*Problem description*.
Nothing but the lines holding the string "modified" should appear in the answer. Copy them from the entries.

*Data in this exercise*.
◆ ◆ ◆ ◆ ◆
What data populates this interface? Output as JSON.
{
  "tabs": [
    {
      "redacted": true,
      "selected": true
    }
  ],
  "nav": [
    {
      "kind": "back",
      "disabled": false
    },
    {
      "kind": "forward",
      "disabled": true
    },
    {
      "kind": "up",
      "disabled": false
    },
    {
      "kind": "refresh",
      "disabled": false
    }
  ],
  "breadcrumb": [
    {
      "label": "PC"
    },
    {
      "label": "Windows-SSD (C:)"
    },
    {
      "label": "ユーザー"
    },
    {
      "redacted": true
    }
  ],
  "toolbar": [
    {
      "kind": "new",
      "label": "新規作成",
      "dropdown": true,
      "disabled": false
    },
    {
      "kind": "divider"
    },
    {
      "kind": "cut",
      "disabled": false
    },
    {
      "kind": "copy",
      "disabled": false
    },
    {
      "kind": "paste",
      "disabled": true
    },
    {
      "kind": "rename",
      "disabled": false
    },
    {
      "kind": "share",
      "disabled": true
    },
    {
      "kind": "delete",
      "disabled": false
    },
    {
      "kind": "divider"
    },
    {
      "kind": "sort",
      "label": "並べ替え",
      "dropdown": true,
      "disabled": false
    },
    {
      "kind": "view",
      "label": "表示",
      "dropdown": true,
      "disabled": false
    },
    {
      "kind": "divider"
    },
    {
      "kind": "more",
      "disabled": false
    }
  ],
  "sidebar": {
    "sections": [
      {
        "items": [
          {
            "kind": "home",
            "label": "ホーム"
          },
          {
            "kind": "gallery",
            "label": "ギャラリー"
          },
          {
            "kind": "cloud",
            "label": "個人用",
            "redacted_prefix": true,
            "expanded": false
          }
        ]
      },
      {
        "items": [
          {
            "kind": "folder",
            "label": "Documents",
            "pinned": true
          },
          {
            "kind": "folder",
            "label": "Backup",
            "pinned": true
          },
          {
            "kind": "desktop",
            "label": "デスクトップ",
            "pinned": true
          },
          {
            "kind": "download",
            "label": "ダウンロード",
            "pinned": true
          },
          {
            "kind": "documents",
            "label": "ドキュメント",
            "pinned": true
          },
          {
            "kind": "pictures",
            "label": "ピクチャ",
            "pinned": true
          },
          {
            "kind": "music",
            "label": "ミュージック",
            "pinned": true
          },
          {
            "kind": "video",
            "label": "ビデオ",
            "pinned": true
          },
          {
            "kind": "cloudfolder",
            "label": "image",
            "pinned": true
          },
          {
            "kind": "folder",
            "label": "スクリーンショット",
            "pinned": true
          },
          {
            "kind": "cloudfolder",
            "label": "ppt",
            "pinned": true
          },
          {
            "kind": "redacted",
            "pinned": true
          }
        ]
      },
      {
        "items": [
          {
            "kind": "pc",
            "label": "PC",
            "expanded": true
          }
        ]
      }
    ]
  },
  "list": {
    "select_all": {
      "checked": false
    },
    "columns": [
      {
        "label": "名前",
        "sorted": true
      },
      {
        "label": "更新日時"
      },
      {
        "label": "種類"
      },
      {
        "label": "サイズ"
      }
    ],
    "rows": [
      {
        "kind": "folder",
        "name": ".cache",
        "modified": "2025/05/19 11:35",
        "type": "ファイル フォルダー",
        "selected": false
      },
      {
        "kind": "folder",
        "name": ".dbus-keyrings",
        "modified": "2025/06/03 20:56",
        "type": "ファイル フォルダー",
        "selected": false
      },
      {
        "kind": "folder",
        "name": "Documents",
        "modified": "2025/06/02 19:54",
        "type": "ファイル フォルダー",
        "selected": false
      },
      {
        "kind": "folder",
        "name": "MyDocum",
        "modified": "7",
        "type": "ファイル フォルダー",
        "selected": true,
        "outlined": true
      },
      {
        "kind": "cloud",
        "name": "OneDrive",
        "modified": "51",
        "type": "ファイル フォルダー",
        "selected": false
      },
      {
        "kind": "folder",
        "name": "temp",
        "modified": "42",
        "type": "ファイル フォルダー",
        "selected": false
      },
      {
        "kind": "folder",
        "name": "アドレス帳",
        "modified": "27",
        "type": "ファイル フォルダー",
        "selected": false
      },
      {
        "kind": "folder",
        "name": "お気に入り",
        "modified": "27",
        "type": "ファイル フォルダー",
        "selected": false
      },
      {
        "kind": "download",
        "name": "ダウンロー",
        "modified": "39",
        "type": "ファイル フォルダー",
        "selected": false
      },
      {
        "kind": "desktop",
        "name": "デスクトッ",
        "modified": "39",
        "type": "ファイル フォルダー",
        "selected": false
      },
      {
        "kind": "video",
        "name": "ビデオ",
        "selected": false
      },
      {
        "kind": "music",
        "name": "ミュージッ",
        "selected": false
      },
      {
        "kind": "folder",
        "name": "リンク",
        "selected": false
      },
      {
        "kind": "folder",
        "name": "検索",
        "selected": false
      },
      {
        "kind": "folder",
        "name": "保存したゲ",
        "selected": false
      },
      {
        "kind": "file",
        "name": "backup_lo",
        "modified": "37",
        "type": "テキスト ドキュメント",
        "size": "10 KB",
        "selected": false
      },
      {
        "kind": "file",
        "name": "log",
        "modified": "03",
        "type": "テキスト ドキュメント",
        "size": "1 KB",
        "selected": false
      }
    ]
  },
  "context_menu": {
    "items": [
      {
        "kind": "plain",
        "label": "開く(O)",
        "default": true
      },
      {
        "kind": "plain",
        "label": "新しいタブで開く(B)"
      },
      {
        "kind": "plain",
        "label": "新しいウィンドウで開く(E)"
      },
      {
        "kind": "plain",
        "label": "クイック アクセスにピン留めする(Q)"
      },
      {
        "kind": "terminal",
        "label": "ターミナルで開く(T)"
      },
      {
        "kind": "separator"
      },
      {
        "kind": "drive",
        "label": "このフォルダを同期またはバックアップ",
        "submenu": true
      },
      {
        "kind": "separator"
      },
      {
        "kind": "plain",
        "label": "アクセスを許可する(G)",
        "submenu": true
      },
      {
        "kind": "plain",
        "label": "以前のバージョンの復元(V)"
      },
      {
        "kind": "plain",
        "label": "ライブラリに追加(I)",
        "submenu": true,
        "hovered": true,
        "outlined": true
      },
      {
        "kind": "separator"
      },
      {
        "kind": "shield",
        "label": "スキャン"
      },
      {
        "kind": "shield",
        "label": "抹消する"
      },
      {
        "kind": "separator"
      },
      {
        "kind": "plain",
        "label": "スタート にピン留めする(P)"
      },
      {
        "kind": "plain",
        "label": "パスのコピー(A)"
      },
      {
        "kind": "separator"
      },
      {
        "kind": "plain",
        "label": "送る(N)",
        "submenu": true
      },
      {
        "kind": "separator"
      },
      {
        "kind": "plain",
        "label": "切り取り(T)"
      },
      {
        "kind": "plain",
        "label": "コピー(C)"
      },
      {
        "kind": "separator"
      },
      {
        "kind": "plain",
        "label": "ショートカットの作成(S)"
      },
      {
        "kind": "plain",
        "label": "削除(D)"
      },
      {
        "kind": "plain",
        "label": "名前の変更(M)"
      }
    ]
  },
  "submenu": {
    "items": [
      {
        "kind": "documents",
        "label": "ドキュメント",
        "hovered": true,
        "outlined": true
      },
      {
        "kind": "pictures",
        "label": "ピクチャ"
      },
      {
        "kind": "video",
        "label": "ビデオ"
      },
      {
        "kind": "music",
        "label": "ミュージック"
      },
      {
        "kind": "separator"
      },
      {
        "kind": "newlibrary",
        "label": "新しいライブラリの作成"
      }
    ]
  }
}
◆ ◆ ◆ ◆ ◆
*Solution for this exercise*.
        "modified": "2025/05/19 11:35",
        "modified": "2025/06/03 20:56",
        "modified": "2025/06/02 19:54",
        "modified": "7",
        "modified": "51",
        "modified": "42",
        "modified": "27",
        "modified": "27",
        "modified": "39",
        "modified": "39",
        "modified": "37",
        "modified": "03",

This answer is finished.